The lottery is a popular form of gambling in which numbers are drawn at random to determine the winner. Prizes range from cash to goods and services. Its roots date back thousands of years, with Moses’ biblical instructions and the casting of lots in Roman times among the earliest examples of this method of determining fate. While lottery games have become an integral part of modern culture, it is important to understand how they work before deciding to play one.

The first thing to know about lottery is that the odds of winning are low. The probability of getting the right combination is only about 1 in 5,000. While you might not win the jackpot every time, there are strategies that will increase your chances of success. For example, you should avoid selecting consecutive numbers or choosing numbers that end in the same digits, as they tend to be less common. Instead, choose numbers that are more spread out. It is also a good idea to buy more tickets. This increases your chances of winning, but make sure you are not buying the same numbers as other people.

A second key aspect of a lottery is the drawing, which takes place after all the tickets are collected and thoroughly mixed. This procedure is designed to ensure that chance and not any human bias determines the winners. It may be done by shaking, tossing, or using a computer to randomly select numbers from a pool of tickets.

Another issue is that lotteries are a form of gambling, which has been proven to have detrimental effects on society. Studies have shown that the money spent on lottery tickets comes from poor neighborhoods and disproportionately affects minorities and the mentally ill. While state governments enjoy the influx of revenue from ticket sales, it has not been enough to offset the costs of the games and prevent the need for taxes or spending cuts.

While the lottery is a great way for states to raise money for important projects, it is a bad practice to depend on. It is crucial for politicians to consider the impact of their decisions on taxpayers before implementing new forms of gambling.

Finally, it is crucial for lottery players to decide whether they want a lump sum or annuity payments for their winnings.

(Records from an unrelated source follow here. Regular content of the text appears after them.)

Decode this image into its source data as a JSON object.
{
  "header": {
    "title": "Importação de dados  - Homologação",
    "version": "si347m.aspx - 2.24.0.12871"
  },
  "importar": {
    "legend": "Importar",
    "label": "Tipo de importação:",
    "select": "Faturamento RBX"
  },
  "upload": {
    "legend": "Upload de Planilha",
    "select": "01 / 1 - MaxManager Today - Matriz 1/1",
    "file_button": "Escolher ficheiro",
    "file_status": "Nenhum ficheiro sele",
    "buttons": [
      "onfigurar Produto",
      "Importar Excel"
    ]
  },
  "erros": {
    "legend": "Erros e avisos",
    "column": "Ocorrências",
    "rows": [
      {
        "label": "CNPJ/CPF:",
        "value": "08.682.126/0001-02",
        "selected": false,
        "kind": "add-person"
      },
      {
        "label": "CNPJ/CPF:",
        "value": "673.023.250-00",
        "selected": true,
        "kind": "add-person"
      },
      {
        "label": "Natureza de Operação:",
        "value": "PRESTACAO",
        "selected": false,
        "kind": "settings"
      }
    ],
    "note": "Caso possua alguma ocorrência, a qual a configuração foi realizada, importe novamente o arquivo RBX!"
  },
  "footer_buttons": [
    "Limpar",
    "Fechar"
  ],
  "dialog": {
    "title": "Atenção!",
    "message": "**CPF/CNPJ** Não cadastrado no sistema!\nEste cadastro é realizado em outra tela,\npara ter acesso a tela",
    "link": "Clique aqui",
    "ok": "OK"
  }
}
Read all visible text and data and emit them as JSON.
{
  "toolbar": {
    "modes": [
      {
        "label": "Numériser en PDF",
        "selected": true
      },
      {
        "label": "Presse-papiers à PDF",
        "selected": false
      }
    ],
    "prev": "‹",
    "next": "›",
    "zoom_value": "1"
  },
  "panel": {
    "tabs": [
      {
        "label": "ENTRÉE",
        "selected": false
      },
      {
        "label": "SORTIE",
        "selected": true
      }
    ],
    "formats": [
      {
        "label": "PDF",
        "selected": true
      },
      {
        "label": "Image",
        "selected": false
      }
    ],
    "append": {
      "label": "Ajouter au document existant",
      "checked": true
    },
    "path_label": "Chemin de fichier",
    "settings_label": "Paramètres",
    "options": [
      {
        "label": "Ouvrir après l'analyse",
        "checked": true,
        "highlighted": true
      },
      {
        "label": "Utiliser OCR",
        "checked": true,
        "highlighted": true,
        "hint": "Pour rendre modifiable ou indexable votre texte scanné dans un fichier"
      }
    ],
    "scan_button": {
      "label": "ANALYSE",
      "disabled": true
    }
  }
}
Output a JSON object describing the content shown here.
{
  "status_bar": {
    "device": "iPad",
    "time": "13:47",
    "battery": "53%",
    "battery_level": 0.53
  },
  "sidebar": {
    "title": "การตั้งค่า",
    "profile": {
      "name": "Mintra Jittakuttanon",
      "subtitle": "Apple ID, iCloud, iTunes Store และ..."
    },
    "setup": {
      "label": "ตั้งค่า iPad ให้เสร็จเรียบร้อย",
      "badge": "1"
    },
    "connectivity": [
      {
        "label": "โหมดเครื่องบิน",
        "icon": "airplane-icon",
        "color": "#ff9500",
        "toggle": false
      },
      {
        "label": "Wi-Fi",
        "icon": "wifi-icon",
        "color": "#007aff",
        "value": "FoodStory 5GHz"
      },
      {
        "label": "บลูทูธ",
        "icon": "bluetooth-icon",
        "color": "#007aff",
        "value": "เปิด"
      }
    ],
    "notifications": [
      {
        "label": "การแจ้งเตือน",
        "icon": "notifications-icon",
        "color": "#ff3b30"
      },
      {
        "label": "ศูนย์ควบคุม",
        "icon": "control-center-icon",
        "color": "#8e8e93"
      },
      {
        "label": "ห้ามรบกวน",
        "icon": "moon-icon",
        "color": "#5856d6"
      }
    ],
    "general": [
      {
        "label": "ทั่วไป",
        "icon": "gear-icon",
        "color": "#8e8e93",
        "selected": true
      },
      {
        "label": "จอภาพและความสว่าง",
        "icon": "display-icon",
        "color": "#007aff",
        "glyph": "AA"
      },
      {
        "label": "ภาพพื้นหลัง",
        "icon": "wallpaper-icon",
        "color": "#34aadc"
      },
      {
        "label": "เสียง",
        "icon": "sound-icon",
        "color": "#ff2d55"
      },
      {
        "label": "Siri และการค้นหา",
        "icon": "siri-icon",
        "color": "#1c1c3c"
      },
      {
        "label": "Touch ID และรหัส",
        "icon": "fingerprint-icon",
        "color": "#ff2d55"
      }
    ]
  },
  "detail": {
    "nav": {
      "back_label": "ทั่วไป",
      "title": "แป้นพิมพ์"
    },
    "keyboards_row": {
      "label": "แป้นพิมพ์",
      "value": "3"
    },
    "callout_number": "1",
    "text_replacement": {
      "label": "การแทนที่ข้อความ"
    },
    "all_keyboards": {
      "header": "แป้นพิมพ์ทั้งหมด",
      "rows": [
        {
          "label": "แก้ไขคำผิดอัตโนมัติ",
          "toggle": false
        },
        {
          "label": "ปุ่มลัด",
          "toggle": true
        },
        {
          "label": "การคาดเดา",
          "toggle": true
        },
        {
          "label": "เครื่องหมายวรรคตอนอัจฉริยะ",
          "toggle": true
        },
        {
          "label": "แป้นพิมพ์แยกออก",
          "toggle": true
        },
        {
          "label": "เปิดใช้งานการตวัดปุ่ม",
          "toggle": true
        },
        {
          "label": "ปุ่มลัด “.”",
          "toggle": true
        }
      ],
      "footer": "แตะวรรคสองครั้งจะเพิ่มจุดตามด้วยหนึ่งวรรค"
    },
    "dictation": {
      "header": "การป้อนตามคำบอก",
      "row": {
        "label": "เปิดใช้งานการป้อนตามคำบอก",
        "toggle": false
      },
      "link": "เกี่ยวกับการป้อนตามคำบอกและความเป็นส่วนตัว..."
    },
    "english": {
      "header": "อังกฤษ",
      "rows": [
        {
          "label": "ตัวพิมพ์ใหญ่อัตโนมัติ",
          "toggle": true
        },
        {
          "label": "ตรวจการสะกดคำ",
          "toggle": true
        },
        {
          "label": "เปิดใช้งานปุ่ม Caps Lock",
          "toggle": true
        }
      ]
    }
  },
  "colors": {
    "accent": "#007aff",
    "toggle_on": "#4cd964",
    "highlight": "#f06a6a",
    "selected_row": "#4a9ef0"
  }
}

While the lump sum option allows for immediate investment, annuity payments are spread out over a set period of time. Both have their benefits, and the choice depends on individual preferences and financial goals.